# TASK BRIEF
Filter the records below and copy every line containing the word "Wanneer".
• • •
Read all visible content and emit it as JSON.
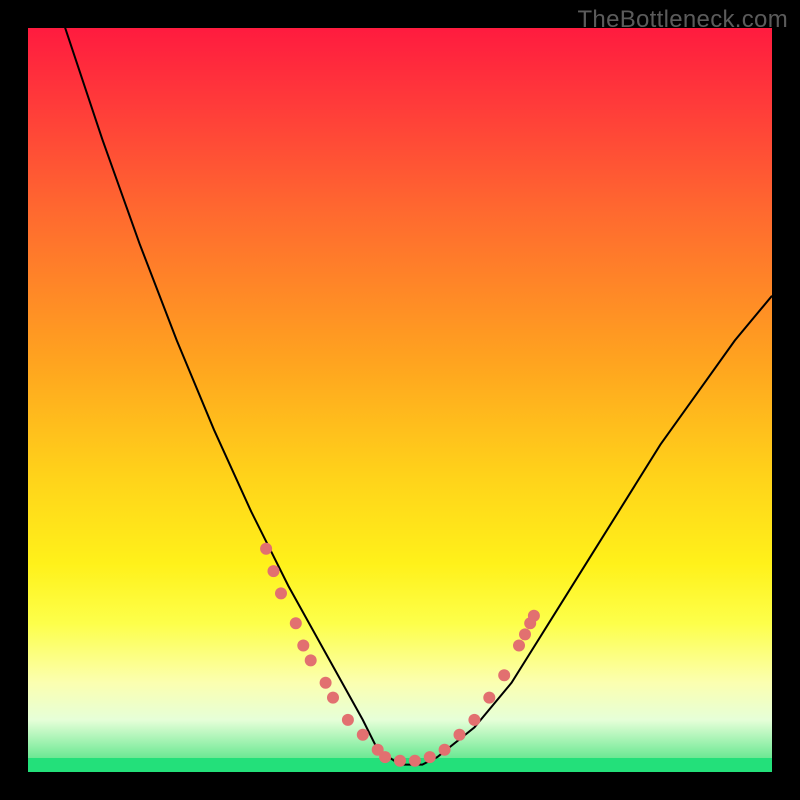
{
  "watermark": "TheBottleneck.com",
  "colors": {
    "gradient_top": "#ff1b3f",
    "gradient_bottom": "#3fe07a",
    "curve": "#000000",
    "points": "#e27070",
    "frame_bg": "#000000"
  },
  "chart_data": {
    "type": "line",
    "title": "",
    "xlabel": "",
    "ylabel": "",
    "xlim": [
      0,
      100
    ],
    "ylim": [
      0,
      100
    ],
    "series": [
      {
        "name": "bottleneck-curve",
        "x": [
          0,
          5,
          10,
          15,
          20,
          25,
          30,
          35,
          40,
          45,
          47,
          50,
          53,
          55,
          60,
          65,
          70,
          75,
          80,
          85,
          90,
          95,
          100
        ],
        "y": [
          120,
          100,
          85,
          71,
          58,
          46,
          35,
          25,
          16,
          7,
          3,
          1,
          1,
          2,
          6,
          12,
          20,
          28,
          36,
          44,
          51,
          58,
          64
        ]
      }
    ],
    "points": [
      {
        "x": 32,
        "y": 30
      },
      {
        "x": 33,
        "y": 27
      },
      {
        "x": 34,
        "y": 24
      },
      {
        "x": 36,
        "y": 20
      },
      {
        "x": 37,
        "y": 17
      },
      {
        "x": 38,
        "y": 15
      },
      {
        "x": 40,
        "y": 12
      },
      {
        "x": 41,
        "y": 10
      },
      {
        "x": 43,
        "y": 7
      },
      {
        "x": 45,
        "y": 5
      },
      {
        "x": 47,
        "y": 3
      },
      {
        "x": 48,
        "y": 2
      },
      {
        "x": 50,
        "y": 1.5
      },
      {
        "x": 52,
        "y": 1.5
      },
      {
        "x": 54,
        "y": 2
      },
      {
        "x": 56,
        "y": 3
      },
      {
        "x": 58,
        "y": 5
      },
      {
        "x": 60,
        "y": 7
      },
      {
        "x": 62,
        "y": 10
      },
      {
        "x": 64,
        "y": 13
      },
      {
        "x": 66,
        "y": 17
      },
      {
        "x": 66.8,
        "y": 18.5
      },
      {
        "x": 67.5,
        "y": 20
      },
      {
        "x": 68,
        "y": 21
      }
    ],
    "annotations": []
  }
}
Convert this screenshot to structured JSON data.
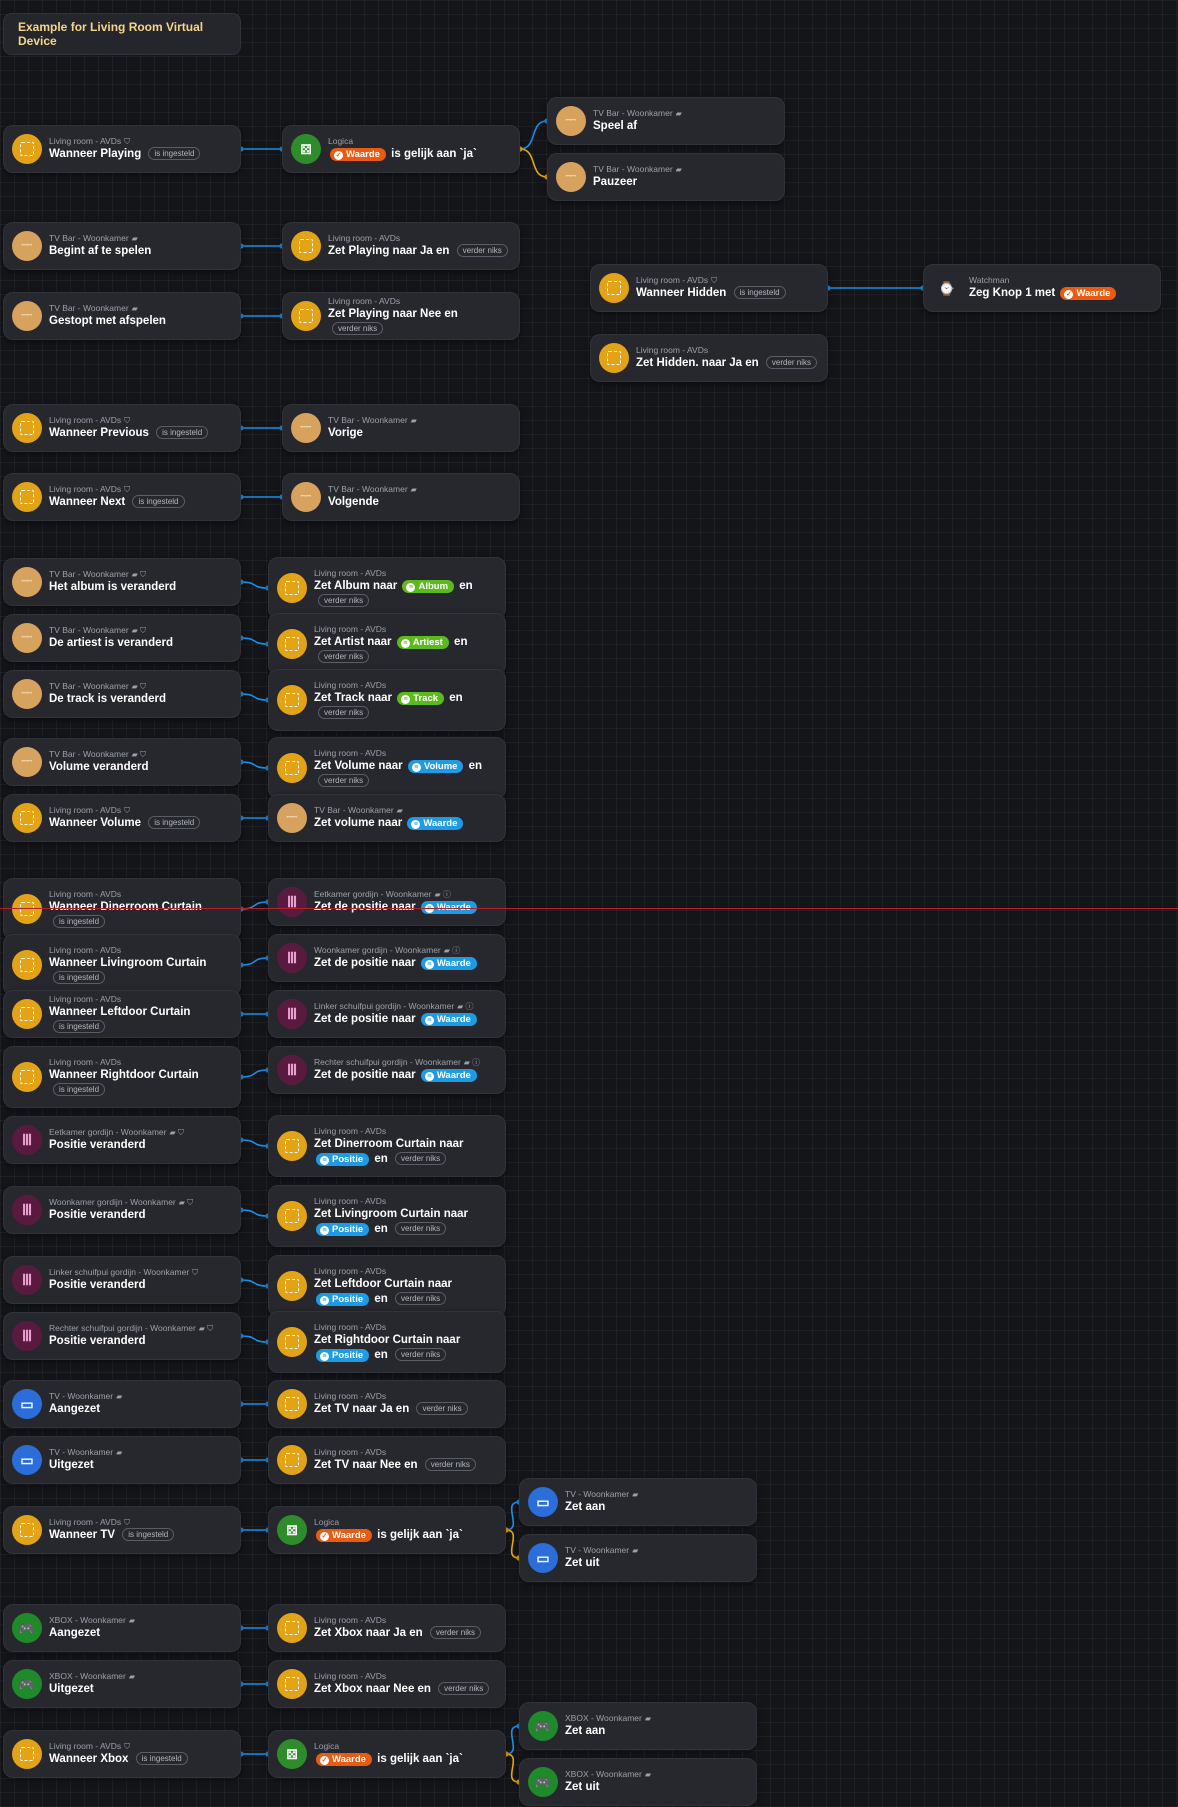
{
  "flow_title": "Example for Living Room Virtual Device",
  "icons": {
    "avd": "virtual-device-icon",
    "tvbar": "tv-bar-soundbar-icon",
    "logic": "logic-icon",
    "curtain": "curtain-icon",
    "tv": "tv-icon",
    "xbox": "gamepad-icon",
    "watchman": "watch-icon"
  },
  "colors": {
    "accent_wire": "#1a8fe3",
    "false_wire": "#e5a612",
    "token_orange": "#ea5b12",
    "token_blue": "#1f9be3",
    "token_green": "#5dba1c",
    "title_text": "#f4d58a",
    "debug_line": "#b3222a"
  },
  "tag_glyph": "⛉",
  "flag_glyph": "▰",
  "info_glyph": "ⓘ",
  "nodes": [
    {
      "id": "n1",
      "icon": "avd",
      "sub": "Living room - AVDs",
      "tag": "⛉",
      "pre": "Wanneer Playing",
      "badge": "is ingesteld"
    },
    {
      "id": "n2",
      "icon": "logic",
      "sub": "Logica",
      "tokenO": "Waarde",
      "post": "is gelijk aan `ja`"
    },
    {
      "id": "n3",
      "icon": "tvbar",
      "sub": "TV Bar - Woonkamer",
      "tag": "▰",
      "pre": "Speel af"
    },
    {
      "id": "n4",
      "icon": "tvbar",
      "sub": "TV Bar - Woonkamer",
      "tag": "▰",
      "pre": "Pauzeer"
    },
    {
      "id": "n5",
      "icon": "tvbar",
      "sub": "TV Bar - Woonkamer",
      "tag": "▰",
      "pre": "Begint af te spelen"
    },
    {
      "id": "n6",
      "icon": "avd",
      "sub": "Living room - AVDs",
      "pre": "Zet Playing naar Ja en",
      "badge": "verder niks"
    },
    {
      "id": "n7",
      "icon": "tvbar",
      "sub": "TV Bar - Woonkamer",
      "tag": "▰",
      "pre": "Gestopt met afspelen"
    },
    {
      "id": "n8",
      "icon": "avd",
      "sub": "Living room - AVDs",
      "pre": "Zet Playing naar Nee en",
      "badge": "verder niks"
    },
    {
      "id": "n9",
      "icon": "avd",
      "sub": "Living room - AVDs",
      "tag": "⛉",
      "pre": "Wanneer Hidden",
      "badge": "is ingesteld"
    },
    {
      "id": "n10",
      "icon": "watchman",
      "sub": "Watchman",
      "pre": "Zeg Knop 1 met",
      "tokenO": "Waarde"
    },
    {
      "id": "n11",
      "icon": "avd",
      "sub": "Living room - AVDs",
      "pre": "Zet Hidden. naar Ja en",
      "badge": "verder niks"
    },
    {
      "id": "n12",
      "icon": "avd",
      "sub": "Living room - AVDs",
      "tag": "⛉",
      "pre": "Wanneer Previous",
      "badge": "is ingesteld"
    },
    {
      "id": "n13",
      "icon": "tvbar",
      "sub": "TV Bar - Woonkamer",
      "tag": "▰",
      "pre": "Vorige"
    },
    {
      "id": "n14",
      "icon": "avd",
      "sub": "Living room - AVDs",
      "tag": "⛉",
      "pre": "Wanneer Next",
      "badge": "is ingesteld"
    },
    {
      "id": "n15",
      "icon": "tvbar",
      "sub": "TV Bar - Woonkamer",
      "tag": "▰",
      "pre": "Volgende"
    },
    {
      "id": "n16",
      "icon": "tvbar",
      "sub": "TV Bar - Woonkamer",
      "tag": "▰ ⛉",
      "pre": "Het album is veranderd"
    },
    {
      "id": "n17",
      "icon": "avd",
      "sub": "Living room - AVDs",
      "pre": "Zet Album naar",
      "tokenG": "Album",
      "post": "en",
      "badge": "verder niks"
    },
    {
      "id": "n18",
      "icon": "tvbar",
      "sub": "TV Bar - Woonkamer",
      "tag": "▰ ⛉",
      "pre": "De artiest is veranderd"
    },
    {
      "id": "n19",
      "icon": "avd",
      "sub": "Living room - AVDs",
      "pre": "Zet Artist naar",
      "tokenG": "Artiest",
      "post": "en",
      "badge": "verder niks"
    },
    {
      "id": "n20",
      "icon": "tvbar",
      "sub": "TV Bar - Woonkamer",
      "tag": "▰ ⛉",
      "pre": "De track is veranderd"
    },
    {
      "id": "n21",
      "icon": "avd",
      "sub": "Living room - AVDs",
      "pre": "Zet Track naar",
      "tokenG": "Track",
      "post": "en",
      "badge": "verder niks"
    },
    {
      "id": "n22",
      "icon": "tvbar",
      "sub": "TV Bar - Woonkamer",
      "tag": "▰ ⛉",
      "pre": "Volume veranderd"
    },
    {
      "id": "n23",
      "icon": "avd",
      "sub": "Living room - AVDs",
      "pre": "Zet Volume naar",
      "tokenB": "Volume",
      "post": "en",
      "badge": "verder niks"
    },
    {
      "id": "n24",
      "icon": "avd",
      "sub": "Living room - AVDs",
      "tag": "⛉",
      "pre": "Wanneer Volume",
      "badge": "is ingesteld"
    },
    {
      "id": "n25",
      "icon": "tvbar",
      "sub": "TV Bar - Woonkamer",
      "tag": "▰",
      "pre": "Zet volume naar",
      "tokenB": "Waarde"
    },
    {
      "id": "n26",
      "icon": "avd",
      "sub": "Living room - AVDs",
      "pre": "Wanneer Dinerroom Curtain",
      "badge": "is ingesteld"
    },
    {
      "id": "n27",
      "icon": "curtain",
      "sub": "Eetkamer gordijn - Woonkamer",
      "tag": "▰ ⓘ",
      "pre": "Zet de positie naar",
      "tokenB": "Waarde"
    },
    {
      "id": "n28",
      "icon": "avd",
      "sub": "Living room - AVDs",
      "pre": "Wanneer Livingroom Curtain",
      "badge": "is ingesteld"
    },
    {
      "id": "n29",
      "icon": "curtain",
      "sub": "Woonkamer gordijn - Woonkamer",
      "tag": "▰ ⓘ",
      "pre": "Zet de positie naar",
      "tokenB": "Waarde"
    },
    {
      "id": "n30",
      "icon": "avd",
      "sub": "Living room - AVDs",
      "pre": "Wanneer Leftdoor Curtain",
      "badge": "is ingesteld"
    },
    {
      "id": "n31",
      "icon": "curtain",
      "sub": "Linker schuifpui gordijn - Woonkamer",
      "tag": "▰ ⓘ",
      "pre": "Zet de positie naar",
      "tokenB": "Waarde"
    },
    {
      "id": "n32",
      "icon": "avd",
      "sub": "Living room - AVDs",
      "pre": "Wanneer Rightdoor Curtain",
      "badge": "is ingesteld"
    },
    {
      "id": "n33",
      "icon": "curtain",
      "sub": "Rechter schuifpui gordijn - Woonkamer",
      "tag": "▰ ⓘ",
      "pre": "Zet de positie naar",
      "tokenB": "Waarde"
    },
    {
      "id": "n34",
      "icon": "curtain",
      "sub": "Eetkamer gordijn - Woonkamer",
      "tag": "▰ ⛉",
      "pre": "Positie veranderd"
    },
    {
      "id": "n35",
      "icon": "avd",
      "sub": "Living room - AVDs",
      "pre": "Zet Dinerroom Curtain naar",
      "tokenB": "Positie",
      "post": "en",
      "badge": "verder niks"
    },
    {
      "id": "n36",
      "icon": "curtain",
      "sub": "Woonkamer gordijn - Woonkamer",
      "tag": "▰ ⛉",
      "pre": "Positie veranderd"
    },
    {
      "id": "n37",
      "icon": "avd",
      "sub": "Living room - AVDs",
      "pre": "Zet Livingroom Curtain naar",
      "tokenB": "Positie",
      "post": "en",
      "badge": "verder niks"
    },
    {
      "id": "n38",
      "icon": "curtain",
      "sub": "Linker schuifpui gordijn - Woonkamer",
      "tag": "⛉",
      "pre": "Positie veranderd"
    },
    {
      "id": "n39",
      "icon": "avd",
      "sub": "Living room - AVDs",
      "pre": "Zet Leftdoor Curtain naar",
      "tokenB": "Positie",
      "post": "en",
      "badge": "verder niks"
    },
    {
      "id": "n40",
      "icon": "curtain",
      "sub": "Rechter schuifpui gordijn - Woonkamer",
      "tag": "▰ ⛉",
      "pre": "Positie veranderd"
    },
    {
      "id": "n41",
      "icon": "avd",
      "sub": "Living room - AVDs",
      "pre": "Zet Rightdoor Curtain naar",
      "tokenB": "Positie",
      "post": "en",
      "badge": "verder niks"
    },
    {
      "id": "n42",
      "icon": "tv",
      "sub": "TV - Woonkamer",
      "tag": "▰",
      "pre": "Aangezet"
    },
    {
      "id": "n43",
      "icon": "avd",
      "sub": "Living room - AVDs",
      "pre": "Zet TV naar Ja en",
      "badge": "verder niks"
    },
    {
      "id": "n44",
      "icon": "tv",
      "sub": "TV - Woonkamer",
      "tag": "▰",
      "pre": "Uitgezet"
    },
    {
      "id": "n45",
      "icon": "avd",
      "sub": "Living room - AVDs",
      "pre": "Zet TV naar Nee en",
      "badge": "verder niks"
    },
    {
      "id": "n46",
      "icon": "avd",
      "sub": "Living room - AVDs",
      "tag": "⛉",
      "pre": "Wanneer TV",
      "badge": "is ingesteld"
    },
    {
      "id": "n47",
      "icon": "logic",
      "sub": "Logica",
      "tokenO": "Waarde",
      "post": "is gelijk aan `ja`"
    },
    {
      "id": "n48",
      "icon": "tv",
      "sub": "TV - Woonkamer",
      "tag": "▰",
      "pre": "Zet aan"
    },
    {
      "id": "n49",
      "icon": "tv",
      "sub": "TV - Woonkamer",
      "tag": "▰",
      "pre": "Zet uit"
    },
    {
      "id": "n50",
      "icon": "xbox",
      "sub": "XBOX - Woonkamer",
      "tag": "▰",
      "pre": "Aangezet"
    },
    {
      "id": "n51",
      "icon": "avd",
      "sub": "Living room - AVDs",
      "pre": "Zet Xbox naar Ja en",
      "badge": "verder niks"
    },
    {
      "id": "n52",
      "icon": "xbox",
      "sub": "XBOX - Woonkamer",
      "tag": "▰",
      "pre": "Uitgezet"
    },
    {
      "id": "n53",
      "icon": "avd",
      "sub": "Living room - AVDs",
      "pre": "Zet Xbox naar Nee en",
      "badge": "verder niks"
    },
    {
      "id": "n54",
      "icon": "avd",
      "sub": "Living room - AVDs",
      "tag": "⛉",
      "pre": "Wanneer Xbox",
      "badge": "is ingesteld"
    },
    {
      "id": "n55",
      "icon": "logic",
      "sub": "Logica",
      "tokenO": "Waarde",
      "post": "is gelijk aan `ja`"
    },
    {
      "id": "n56",
      "icon": "xbox",
      "sub": "XBOX - Woonkamer",
      "tag": "▰",
      "pre": "Zet aan"
    },
    {
      "id": "n57",
      "icon": "xbox",
      "sub": "XBOX - Woonkamer",
      "tag": "▰",
      "pre": "Zet uit"
    }
  ],
  "connections": [
    {
      "from": "n1",
      "to": "n2"
    },
    {
      "from": "n2",
      "to": "n3"
    },
    {
      "from": "n2",
      "to": "n4",
      "kind": "false"
    },
    {
      "from": "n5",
      "to": "n6"
    },
    {
      "from": "n7",
      "to": "n8"
    },
    {
      "from": "n9",
      "to": "n10"
    },
    {
      "from": "n12",
      "to": "n13"
    },
    {
      "from": "n14",
      "to": "n15"
    },
    {
      "from": "n16",
      "to": "n17"
    },
    {
      "from": "n18",
      "to": "n19"
    },
    {
      "from": "n20",
      "to": "n21"
    },
    {
      "from": "n22",
      "to": "n23"
    },
    {
      "from": "n24",
      "to": "n25"
    },
    {
      "from": "n26",
      "to": "n27"
    },
    {
      "from": "n28",
      "to": "n29"
    },
    {
      "from": "n30",
      "to": "n31"
    },
    {
      "from": "n32",
      "to": "n33"
    },
    {
      "from": "n34",
      "to": "n35"
    },
    {
      "from": "n36",
      "to": "n37"
    },
    {
      "from": "n38",
      "to": "n39"
    },
    {
      "from": "n40",
      "to": "n41"
    },
    {
      "from": "n42",
      "to": "n43"
    },
    {
      "from": "n44",
      "to": "n45"
    },
    {
      "from": "n46",
      "to": "n47"
    },
    {
      "from": "n47",
      "to": "n48"
    },
    {
      "from": "n47",
      "to": "n49",
      "kind": "false"
    },
    {
      "from": "n50",
      "to": "n51"
    },
    {
      "from": "n52",
      "to": "n53"
    },
    {
      "from": "n54",
      "to": "n55"
    },
    {
      "from": "n55",
      "to": "n56"
    },
    {
      "from": "n55",
      "to": "n57",
      "kind": "false"
    }
  ]
}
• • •
# OUTPUT OF THE EXERCISE
      "pre": "Wanneer Playing",
      "pre": "Wanneer Hidden",
      "pre": "Wanneer Previous",
      "pre": "Wanneer Next",
      "pre": "Wanneer Volume",
      "pre": "Wanneer Dinerroom Curtain",
      "pre": "Wanneer Livingroom Curtain",
      "pre": "Wanneer Leftdoor Curtain",
      "pre": "Wanneer Rightdoor Curtain",
      "pre": "Wanneer TV",
      "pre": "Wanneer Xbox",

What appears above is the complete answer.